Although she doesn’t tour nearly as much as she probably could, Austin-based vocalist Lou Ann Barton is one of the finest purveyors of raw, unadulterated roadhouse blues from the female gender that you’ll ever hear. Like Delbert McClinton, she can belt out a lyric so that she can be heard over a two-guitar band with horns.
Born February 17, 1954, in Fort Worth, she’s a veteran of thousands of dance hall and club shows all over Texas. Barton moved to Austin in the 1970s and later performed with the Fabulous Thunderbirds and Stevie Ray Vaughan and Double Trouble. Although she has a few great recordings out, notably Old Enough (1982, Asylum Records), produced by Jerry Wexler and Glenn Frey, Barton has to be seen live to be fully appreciated.
She belts out her lyrics in a twangy voice so full of Texas that you can smell the barbecue sauce. She swaggers confidently about the stage, casually tossing her cigarette to the floor as the band kicks in on its first number. The grace, poise and confidence she projects on stage is part of a long tradition for women blues singers.
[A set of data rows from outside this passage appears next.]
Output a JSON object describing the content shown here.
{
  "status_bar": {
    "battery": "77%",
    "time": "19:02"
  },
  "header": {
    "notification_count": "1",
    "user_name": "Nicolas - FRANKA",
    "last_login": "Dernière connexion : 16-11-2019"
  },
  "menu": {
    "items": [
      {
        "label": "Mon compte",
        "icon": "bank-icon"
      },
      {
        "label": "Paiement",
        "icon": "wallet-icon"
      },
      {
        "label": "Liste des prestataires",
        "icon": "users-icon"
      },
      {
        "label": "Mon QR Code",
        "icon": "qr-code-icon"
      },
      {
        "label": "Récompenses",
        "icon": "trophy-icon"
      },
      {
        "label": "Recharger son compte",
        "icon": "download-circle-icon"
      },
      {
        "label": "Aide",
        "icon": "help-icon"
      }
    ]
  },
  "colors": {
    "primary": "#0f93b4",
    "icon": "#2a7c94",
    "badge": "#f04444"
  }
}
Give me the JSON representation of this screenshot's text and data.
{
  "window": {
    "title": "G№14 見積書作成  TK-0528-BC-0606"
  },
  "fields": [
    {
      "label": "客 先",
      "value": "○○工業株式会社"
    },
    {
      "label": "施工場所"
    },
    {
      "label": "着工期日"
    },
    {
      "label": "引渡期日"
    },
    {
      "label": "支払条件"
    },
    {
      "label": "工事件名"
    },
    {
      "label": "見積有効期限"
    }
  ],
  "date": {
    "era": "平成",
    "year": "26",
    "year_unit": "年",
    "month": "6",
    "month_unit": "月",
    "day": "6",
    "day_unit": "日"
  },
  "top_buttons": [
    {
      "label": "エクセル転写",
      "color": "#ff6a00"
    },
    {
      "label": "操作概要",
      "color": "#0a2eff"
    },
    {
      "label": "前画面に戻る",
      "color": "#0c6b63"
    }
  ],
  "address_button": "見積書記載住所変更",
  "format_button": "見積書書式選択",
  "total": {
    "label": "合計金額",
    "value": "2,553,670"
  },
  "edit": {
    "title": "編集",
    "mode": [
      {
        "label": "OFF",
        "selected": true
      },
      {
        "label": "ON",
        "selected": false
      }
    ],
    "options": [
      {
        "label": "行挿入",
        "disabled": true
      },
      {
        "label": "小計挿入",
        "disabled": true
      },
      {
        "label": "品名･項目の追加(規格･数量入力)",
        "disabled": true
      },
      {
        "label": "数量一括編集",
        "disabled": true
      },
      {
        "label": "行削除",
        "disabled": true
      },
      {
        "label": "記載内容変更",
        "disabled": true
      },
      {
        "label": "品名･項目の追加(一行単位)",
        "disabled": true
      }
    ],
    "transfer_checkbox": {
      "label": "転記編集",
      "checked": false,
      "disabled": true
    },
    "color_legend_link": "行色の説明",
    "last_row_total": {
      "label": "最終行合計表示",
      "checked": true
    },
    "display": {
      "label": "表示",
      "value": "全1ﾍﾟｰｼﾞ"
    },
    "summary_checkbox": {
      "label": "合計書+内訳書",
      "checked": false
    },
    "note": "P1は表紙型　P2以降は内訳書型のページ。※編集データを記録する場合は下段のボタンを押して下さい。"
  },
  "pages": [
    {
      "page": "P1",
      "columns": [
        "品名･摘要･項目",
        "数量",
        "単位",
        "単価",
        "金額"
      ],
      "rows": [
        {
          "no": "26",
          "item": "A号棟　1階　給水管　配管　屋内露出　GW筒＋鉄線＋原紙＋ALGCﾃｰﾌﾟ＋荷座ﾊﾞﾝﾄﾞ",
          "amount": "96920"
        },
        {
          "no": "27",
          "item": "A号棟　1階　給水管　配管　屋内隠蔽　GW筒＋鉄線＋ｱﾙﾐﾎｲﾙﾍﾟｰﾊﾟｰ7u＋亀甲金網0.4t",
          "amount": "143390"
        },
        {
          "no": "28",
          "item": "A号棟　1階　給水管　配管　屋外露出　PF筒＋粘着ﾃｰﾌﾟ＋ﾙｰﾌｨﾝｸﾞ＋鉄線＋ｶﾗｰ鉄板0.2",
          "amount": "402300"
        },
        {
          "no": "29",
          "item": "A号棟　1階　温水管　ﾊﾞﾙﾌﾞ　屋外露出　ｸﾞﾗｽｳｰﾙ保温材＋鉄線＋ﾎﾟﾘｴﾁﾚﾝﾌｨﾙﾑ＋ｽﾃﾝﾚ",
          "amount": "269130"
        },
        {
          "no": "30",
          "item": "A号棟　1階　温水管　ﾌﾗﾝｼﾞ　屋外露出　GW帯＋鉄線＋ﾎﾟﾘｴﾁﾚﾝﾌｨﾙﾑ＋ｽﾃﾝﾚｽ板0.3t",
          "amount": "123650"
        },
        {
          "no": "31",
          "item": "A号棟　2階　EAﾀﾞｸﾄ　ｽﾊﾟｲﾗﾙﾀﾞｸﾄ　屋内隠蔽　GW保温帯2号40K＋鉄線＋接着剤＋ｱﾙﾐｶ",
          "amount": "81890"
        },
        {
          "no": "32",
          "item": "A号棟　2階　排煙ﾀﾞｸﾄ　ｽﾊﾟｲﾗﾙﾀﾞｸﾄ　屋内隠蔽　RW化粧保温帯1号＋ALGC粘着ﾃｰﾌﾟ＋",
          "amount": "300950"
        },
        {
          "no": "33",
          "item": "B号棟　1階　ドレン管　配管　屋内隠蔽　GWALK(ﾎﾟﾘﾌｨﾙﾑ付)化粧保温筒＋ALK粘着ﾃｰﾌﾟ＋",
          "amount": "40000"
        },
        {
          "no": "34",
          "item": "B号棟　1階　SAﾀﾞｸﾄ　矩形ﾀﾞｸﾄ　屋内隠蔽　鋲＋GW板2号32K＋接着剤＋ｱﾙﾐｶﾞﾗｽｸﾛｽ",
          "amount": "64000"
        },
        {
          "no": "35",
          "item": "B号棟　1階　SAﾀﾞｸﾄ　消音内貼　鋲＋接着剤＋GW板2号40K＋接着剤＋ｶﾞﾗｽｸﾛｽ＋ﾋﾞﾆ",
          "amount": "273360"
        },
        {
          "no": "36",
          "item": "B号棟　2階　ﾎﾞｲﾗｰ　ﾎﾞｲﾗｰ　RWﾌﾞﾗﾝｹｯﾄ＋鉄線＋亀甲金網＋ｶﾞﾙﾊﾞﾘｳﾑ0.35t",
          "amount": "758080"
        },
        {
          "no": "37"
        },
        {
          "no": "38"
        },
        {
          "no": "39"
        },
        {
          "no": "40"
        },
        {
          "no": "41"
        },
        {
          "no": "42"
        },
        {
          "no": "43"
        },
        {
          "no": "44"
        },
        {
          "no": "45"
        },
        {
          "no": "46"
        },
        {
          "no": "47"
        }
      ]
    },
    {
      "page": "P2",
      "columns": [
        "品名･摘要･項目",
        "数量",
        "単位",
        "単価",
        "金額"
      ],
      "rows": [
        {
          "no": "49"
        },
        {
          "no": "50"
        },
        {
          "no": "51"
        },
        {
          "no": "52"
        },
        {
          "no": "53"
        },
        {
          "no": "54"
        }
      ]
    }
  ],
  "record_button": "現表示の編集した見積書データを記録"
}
The blues world still needs more good female blues singers like Barton, to help to broaden the appeal of the music to diverse audiences and to further its evolution. Barton has several other excellent albums out on the Austin-based Antone’s Records, Read My Lips (1989) and her cooperative effort with fellow Texas blues women Marcia Ball and Angela Strehli, Dreams Come True (1990). Old Enough was reissued on compact disc in 1992 on the Antone’s label.
The only criticism one could level at Barton — and it may be unfair because of business complications — is that she hasn’t recorded much. Here’s hoping that this premier interpreter of Texas roadhouse blues will be well recorded through the rest of the 1990s (and forever after!). – Richard Skelly, All Music Guide.